So as we step into a new decade, let’s give some meaningful attention to where we are and where we are headed. This is a perfect time to increase awareness around our personal and professional goals, and a perfect time to contemplate how we are going to make a positive difference in our community, our country and the world.

 

Judith Hanson Lasater, Yoga teacher, Restorative Yoga, YogaU presenter, calming the nervous system, the art of forward bends

Reprinted with permission from herenowhealing.com.

Bonny Casel, Teacher, Naturopath, writerBonny Casel ND, MAMH, MBSLM, FBRI is the founder and director of the School of Natural Medicine UK, course creator of Lifestyle Medicine for Self Care, and founding director of Council for Self-Care. She is also a training provider for NHS hospital staff, guest lecturer, and speaks internationally with a focus on holistic pro-health care.

Bonny began her teaching career in 1988 and has studied with many of the leading pioneers of natural medicine of the last century, including Dr. Bernard Jensen, Dr. John Christopher, Dr. Farida Sharan, Dorothy Hall, and Denny Johnson, as well as scientists Bruce Lipton and Nassim Haramein. She has authored several accredited courses, including the comprehensive Healing Diets Nutritional Consultant and Quantum Botanicals Advanced. 

Dedicated to educating, empowering, and inspiring people to achieve independent health and quality of life, Bonny is also committed to lifelong continuing education, experiential self-care and to contribute what she can to make the world a better place.
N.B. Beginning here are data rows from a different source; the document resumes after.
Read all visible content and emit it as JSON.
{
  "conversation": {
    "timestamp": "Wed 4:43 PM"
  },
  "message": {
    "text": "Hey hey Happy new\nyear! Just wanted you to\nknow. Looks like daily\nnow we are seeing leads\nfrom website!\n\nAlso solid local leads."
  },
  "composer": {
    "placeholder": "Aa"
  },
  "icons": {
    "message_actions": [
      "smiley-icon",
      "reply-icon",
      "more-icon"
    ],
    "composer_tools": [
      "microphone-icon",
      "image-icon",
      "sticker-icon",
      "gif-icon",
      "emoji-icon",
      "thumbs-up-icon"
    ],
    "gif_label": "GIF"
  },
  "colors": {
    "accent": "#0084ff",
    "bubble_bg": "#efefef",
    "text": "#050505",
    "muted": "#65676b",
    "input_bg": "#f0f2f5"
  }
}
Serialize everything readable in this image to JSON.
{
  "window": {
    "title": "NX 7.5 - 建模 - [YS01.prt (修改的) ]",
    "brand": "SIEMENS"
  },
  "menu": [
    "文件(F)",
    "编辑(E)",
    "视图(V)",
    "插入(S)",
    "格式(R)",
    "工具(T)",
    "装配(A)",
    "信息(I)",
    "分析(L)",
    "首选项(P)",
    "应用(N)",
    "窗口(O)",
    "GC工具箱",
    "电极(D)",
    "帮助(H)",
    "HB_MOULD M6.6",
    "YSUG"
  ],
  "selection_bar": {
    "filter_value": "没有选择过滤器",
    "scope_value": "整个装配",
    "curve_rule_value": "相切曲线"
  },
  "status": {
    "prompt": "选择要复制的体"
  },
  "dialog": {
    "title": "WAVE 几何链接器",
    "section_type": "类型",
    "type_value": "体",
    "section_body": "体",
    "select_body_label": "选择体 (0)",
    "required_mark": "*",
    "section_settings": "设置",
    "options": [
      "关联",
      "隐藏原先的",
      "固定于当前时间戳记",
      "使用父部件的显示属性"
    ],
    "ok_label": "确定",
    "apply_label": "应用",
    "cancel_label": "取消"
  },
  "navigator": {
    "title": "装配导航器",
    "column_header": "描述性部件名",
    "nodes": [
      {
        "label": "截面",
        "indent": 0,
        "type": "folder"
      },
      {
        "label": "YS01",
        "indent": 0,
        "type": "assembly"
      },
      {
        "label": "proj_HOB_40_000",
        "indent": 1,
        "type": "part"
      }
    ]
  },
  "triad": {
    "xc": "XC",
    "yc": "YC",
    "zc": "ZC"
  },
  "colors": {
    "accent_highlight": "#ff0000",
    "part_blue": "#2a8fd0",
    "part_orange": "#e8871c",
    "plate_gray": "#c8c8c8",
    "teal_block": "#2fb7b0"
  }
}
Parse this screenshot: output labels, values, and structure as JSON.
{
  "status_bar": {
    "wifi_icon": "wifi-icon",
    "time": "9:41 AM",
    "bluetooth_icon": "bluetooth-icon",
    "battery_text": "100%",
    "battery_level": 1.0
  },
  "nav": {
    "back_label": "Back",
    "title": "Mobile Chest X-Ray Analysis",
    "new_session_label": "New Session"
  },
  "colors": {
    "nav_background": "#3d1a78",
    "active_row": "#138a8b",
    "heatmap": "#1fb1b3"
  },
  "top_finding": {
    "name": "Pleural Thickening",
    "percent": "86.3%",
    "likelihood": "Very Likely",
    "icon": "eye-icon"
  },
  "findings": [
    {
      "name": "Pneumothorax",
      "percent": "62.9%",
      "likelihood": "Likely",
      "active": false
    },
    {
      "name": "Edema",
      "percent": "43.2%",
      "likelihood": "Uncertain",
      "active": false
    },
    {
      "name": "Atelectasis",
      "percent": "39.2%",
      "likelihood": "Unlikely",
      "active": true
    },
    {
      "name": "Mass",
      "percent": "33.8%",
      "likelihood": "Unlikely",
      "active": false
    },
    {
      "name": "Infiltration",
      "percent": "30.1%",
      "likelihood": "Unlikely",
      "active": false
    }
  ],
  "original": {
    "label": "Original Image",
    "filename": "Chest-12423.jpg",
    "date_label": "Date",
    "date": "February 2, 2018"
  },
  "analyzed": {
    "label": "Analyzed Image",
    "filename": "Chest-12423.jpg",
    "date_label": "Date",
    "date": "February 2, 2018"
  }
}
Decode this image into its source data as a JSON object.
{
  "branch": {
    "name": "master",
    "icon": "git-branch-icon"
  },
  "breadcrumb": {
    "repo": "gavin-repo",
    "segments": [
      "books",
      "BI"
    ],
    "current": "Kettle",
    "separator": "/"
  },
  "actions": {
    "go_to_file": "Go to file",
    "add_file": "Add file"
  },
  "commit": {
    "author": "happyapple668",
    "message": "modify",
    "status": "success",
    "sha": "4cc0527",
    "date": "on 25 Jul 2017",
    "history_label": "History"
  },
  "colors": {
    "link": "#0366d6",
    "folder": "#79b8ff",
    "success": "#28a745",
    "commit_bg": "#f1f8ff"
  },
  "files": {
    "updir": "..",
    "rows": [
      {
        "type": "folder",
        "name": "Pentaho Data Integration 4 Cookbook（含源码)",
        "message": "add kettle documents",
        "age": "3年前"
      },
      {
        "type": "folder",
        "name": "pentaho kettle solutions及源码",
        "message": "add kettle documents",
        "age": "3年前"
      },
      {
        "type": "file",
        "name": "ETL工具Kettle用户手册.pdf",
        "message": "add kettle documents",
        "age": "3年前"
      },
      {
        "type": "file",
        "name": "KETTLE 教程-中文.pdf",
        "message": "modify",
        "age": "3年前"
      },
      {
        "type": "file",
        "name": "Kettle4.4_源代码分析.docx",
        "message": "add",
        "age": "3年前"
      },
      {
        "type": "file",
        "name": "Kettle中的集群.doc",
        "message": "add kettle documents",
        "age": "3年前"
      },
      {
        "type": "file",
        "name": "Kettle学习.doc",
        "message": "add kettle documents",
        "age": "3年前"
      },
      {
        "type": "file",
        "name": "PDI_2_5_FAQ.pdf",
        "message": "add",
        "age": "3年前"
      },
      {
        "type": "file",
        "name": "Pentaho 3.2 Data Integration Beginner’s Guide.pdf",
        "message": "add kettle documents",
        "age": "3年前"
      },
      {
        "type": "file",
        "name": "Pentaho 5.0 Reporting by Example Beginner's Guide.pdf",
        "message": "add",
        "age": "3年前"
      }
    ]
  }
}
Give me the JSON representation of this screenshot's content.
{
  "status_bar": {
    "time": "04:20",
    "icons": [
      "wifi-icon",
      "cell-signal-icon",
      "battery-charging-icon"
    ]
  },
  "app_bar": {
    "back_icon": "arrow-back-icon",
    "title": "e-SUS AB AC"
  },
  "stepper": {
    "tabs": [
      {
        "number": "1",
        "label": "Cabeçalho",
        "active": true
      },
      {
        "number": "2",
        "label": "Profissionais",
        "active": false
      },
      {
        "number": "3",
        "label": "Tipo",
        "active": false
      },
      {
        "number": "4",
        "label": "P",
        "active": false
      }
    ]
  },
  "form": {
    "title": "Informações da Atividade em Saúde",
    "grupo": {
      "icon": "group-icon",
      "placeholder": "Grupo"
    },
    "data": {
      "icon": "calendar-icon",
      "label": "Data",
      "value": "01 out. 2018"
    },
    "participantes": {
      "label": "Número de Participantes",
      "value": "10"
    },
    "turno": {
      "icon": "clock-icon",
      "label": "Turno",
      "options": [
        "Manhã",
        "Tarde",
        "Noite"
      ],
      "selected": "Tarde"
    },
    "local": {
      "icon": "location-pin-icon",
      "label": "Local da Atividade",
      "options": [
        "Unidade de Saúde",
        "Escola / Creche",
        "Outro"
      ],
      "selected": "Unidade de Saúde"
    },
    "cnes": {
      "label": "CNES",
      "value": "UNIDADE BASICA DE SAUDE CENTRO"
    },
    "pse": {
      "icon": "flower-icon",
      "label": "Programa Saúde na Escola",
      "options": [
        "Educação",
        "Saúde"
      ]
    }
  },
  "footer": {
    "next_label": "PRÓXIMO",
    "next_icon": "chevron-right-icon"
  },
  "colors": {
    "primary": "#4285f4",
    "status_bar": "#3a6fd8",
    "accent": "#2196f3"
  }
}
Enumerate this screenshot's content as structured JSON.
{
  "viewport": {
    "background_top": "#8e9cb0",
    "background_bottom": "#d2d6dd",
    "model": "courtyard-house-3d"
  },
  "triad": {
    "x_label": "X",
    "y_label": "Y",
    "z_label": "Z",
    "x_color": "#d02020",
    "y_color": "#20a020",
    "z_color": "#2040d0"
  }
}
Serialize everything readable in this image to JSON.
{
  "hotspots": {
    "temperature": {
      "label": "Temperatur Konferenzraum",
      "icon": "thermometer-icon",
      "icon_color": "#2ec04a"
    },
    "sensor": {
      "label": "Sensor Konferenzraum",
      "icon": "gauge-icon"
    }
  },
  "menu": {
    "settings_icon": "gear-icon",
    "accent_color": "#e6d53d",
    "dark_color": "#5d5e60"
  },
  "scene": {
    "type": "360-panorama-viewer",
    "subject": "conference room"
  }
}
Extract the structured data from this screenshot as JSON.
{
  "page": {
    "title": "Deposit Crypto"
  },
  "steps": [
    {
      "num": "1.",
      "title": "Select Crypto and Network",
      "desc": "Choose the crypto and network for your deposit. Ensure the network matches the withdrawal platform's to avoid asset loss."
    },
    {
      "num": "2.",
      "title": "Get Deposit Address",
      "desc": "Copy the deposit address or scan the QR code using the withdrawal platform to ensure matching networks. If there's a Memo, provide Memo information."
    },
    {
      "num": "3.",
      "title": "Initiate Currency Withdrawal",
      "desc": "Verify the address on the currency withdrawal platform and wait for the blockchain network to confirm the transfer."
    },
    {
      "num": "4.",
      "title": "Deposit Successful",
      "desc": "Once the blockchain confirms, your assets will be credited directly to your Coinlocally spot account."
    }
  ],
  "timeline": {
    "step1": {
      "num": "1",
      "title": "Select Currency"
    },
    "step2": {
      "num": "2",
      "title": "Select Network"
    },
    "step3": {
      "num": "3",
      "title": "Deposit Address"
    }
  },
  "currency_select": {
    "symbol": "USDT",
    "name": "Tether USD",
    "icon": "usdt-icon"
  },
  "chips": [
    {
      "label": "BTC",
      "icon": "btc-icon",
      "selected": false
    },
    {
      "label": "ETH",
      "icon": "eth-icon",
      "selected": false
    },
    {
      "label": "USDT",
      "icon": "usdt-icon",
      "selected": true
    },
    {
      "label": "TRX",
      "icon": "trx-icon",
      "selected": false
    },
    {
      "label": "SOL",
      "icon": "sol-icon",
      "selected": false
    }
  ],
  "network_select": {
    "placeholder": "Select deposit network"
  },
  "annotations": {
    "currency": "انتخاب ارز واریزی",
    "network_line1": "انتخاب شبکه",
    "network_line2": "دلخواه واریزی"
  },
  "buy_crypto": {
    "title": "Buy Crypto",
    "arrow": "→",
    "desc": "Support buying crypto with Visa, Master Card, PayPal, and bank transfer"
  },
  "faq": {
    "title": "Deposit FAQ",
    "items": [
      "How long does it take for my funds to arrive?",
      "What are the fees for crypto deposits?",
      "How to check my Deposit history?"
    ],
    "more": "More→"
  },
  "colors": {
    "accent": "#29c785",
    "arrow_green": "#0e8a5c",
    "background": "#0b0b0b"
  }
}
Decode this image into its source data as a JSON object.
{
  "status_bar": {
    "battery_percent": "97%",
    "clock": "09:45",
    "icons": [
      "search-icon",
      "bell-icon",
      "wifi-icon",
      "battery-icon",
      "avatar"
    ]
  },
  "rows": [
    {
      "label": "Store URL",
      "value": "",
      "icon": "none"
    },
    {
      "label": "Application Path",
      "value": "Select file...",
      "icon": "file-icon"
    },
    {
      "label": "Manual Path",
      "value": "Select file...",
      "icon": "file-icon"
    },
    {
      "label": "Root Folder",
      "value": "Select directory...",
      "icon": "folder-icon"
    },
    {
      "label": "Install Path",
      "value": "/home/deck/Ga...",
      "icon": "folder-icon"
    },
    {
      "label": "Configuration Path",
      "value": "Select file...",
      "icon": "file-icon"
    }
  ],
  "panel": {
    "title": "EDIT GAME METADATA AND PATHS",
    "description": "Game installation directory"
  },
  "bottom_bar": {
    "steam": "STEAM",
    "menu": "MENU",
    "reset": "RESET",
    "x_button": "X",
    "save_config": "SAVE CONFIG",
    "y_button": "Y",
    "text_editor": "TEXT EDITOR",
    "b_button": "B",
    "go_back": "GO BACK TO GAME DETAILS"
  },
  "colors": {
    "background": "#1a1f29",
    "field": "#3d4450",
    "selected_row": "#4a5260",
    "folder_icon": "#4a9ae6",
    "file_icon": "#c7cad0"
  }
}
Please visit www.herenowhealing.com and www.lifestyle-medicine.com to find out more.